Note that the plural form of index is indices. ♣

#### Laws of Indices

We now discuss the laws of indices (or the rules of indices). This will help us to solve the problems of indices.

• Zero index rule: $a^0=1$

Thus, if the index of any non-zero number is $0,$ then the value will be $1.$ For example, $1^0=1, 7^0=1.$ But, remember that $0^0 \neq 1.$ Note $0^0$ is meaningless.

Negative index rule:$a^{-n}=\frac{1}{a^n}$

Thus, if the index of any number is negative, then the value will be the reciprocal of the positive index raised to that number itself. For example, $7^{-1}=\frac{1}{7^1}=\frac{1}{7}$

Quotient rule of indices:

(i) $a^m \div a^n$ $=\frac{a^m}{a^n}$ $=a^{m-n},$ $\quad$  (ii) $(\frac{a}{b})^n$ $=\frac{a^n}{b^n}$

Examples:

(i) $2^4 \div 2^2$ $=\frac{2^4}{2^2}$ $=2^{4-2}, \quad$ (ii) $(\frac{4}{2})^2$ $=\frac{4^2}{2^2}$

Product rule of indices:

(i) $a^m . a^n$ $=a^{m+n},$ $\quad$ (ii) $(a^m)^n$ $=a^{mn},$ $\quad$ (iii) $(ab)^n$ $=a^n . b^n$

Examples:

(i) $2^2 . 2^3=2^{2+3}, \quad$ (ii) $(2^3)^2$ $=2^{3 . 2}, \quad$ (iii) $(2 . 3)^2$ $=2^2 . 3^2$

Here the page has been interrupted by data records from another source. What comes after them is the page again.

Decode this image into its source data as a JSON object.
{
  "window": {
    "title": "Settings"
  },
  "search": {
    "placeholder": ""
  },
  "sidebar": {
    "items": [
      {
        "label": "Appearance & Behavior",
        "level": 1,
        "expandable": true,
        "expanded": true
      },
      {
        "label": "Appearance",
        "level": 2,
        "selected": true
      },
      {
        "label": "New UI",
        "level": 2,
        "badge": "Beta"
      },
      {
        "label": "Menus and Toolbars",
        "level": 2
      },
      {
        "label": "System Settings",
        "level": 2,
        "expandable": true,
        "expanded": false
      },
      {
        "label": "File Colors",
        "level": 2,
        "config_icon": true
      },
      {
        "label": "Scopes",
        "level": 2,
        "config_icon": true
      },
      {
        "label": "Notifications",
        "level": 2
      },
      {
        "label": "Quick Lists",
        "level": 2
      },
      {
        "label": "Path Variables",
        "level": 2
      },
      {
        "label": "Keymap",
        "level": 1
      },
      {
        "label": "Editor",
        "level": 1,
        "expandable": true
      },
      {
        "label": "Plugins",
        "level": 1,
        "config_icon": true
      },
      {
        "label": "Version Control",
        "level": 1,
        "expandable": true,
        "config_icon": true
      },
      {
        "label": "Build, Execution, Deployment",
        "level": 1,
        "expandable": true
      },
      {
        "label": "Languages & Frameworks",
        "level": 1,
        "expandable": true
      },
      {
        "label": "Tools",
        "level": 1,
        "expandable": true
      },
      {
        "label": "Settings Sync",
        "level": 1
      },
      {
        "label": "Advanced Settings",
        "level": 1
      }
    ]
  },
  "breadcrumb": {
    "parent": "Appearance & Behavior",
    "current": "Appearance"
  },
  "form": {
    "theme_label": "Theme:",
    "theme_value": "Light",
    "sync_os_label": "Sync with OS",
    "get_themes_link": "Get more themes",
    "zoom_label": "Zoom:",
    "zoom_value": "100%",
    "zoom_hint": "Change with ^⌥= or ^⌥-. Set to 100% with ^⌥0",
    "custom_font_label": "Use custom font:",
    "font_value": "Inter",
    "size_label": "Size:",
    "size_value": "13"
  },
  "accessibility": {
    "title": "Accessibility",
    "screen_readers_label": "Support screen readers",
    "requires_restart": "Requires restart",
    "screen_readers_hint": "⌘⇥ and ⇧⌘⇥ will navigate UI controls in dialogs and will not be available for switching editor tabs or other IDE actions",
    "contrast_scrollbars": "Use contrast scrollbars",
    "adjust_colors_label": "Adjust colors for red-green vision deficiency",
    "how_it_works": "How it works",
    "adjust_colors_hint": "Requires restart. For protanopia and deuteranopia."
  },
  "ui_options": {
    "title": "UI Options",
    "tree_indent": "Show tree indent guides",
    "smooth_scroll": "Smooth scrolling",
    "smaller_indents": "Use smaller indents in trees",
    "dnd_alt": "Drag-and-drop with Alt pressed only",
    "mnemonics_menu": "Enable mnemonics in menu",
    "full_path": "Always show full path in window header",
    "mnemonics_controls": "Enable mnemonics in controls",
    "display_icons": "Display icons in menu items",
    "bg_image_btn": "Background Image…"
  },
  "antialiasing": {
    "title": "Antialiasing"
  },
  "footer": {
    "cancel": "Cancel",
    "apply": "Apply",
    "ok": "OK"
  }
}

Fraction rule of indices: $a^{\frac{m}{n}}=\sqrt[n]{a^m}$

So if the index is a fraction, then the value can be expressed as a radical form. For example, $7^{\frac{1}{3}}$ $=\sqrt{7^1}$ $=\sqrt{7}$ (cube root of $7$)

#### Some Remarks on Indices

(R1) Simple proof of $a^0=1$

Proof: $a^0=$ $a^{m-m}$ $[\because 0=m-m]$

$=\frac{a^m}{a^m}$ $[\because a^{x-y}=\frac{a^x}{a^y}]$

$=1$

(R2) Meaning of $a^n$ when $n$ is a negative integer: write $n=-m,$ where $m$ is a positive integer. So $a^n=$ $a^{-m}$ $=\frac{1}{a^m}$ (negative index rule)

(R3) Meaning of $a^n$ when $n$ is a fraction: we write $n=\frac{p}{q},$ where $p$ is an integer (positive or negative) and $q$ is a positive integer. So $a^n=$ $a^{\frac{p}{q}}$ $=(a^p)^{\frac{1}{q}}$ $=\sqrt[q]{a^p}$ (fraction rule of indices)

Before providing solved examples, we now summarize the fundamental laws of indices.

$a^0=1$

$a^{-n}=\frac{1}{a^n}$

$a^m . a^n=a^{m+n}$

$a^m \div a^n=a^{m-n}$

$(a^m)^n=a^{m \times n}$

$(ab)^n=a^n . b^n$

$(\frac{a}{b})^n=\frac{a^n}{b^n}$

$a^{\frac{1}{n}}=\sqrt[n]{a}$

$a^{\frac{m}{n}}=\sqrt[n]{a^m}$

#### Solved Examples of Indices

Ex 1: Simplify $8^{2/3}$

Solution.

Note that $8=2 \times 2 \times 2=2^3$

∴ $8^{2/3}=$ $(2^3)^{2/3}$ $=2^{3 \times 2/3}$ $=2^2$ $=4$

Ex 2: Calculate $\{(2^{-7})^{\frac{3}{7}}\}^{\frac{1}{3}}$

Solution.

$\{(2^{-7})^{\frac{3}{7}}\}^{\frac{1}{3}}$

$=\{2^{-7 \times \frac{3}{7}}\}^{\frac{1}{3}}$

$=(2^{-3})^\frac{1}{3}$

$=2^{-3 \times \frac{1}{3}}$

$=2^{-1}$

$=\frac{1}{2}$

Ex 3: If $x^a=x^b,$ then $a=b?$

Solution.

Case 1: $x \neq 0$

Now $x^a=x^b$ ⇒ $\frac{x^a}{x^b}=1$ ⇒ $x^{a-b}=1$

So $a-b=0$ as $x \neq 0$

⇒ $a=b$

Case 2: $x=0$

Note that $0^2=0^5=0,$ but $2 \neq 5$

Conclusion: $x^a=x^b$ does not always imply that $a=b$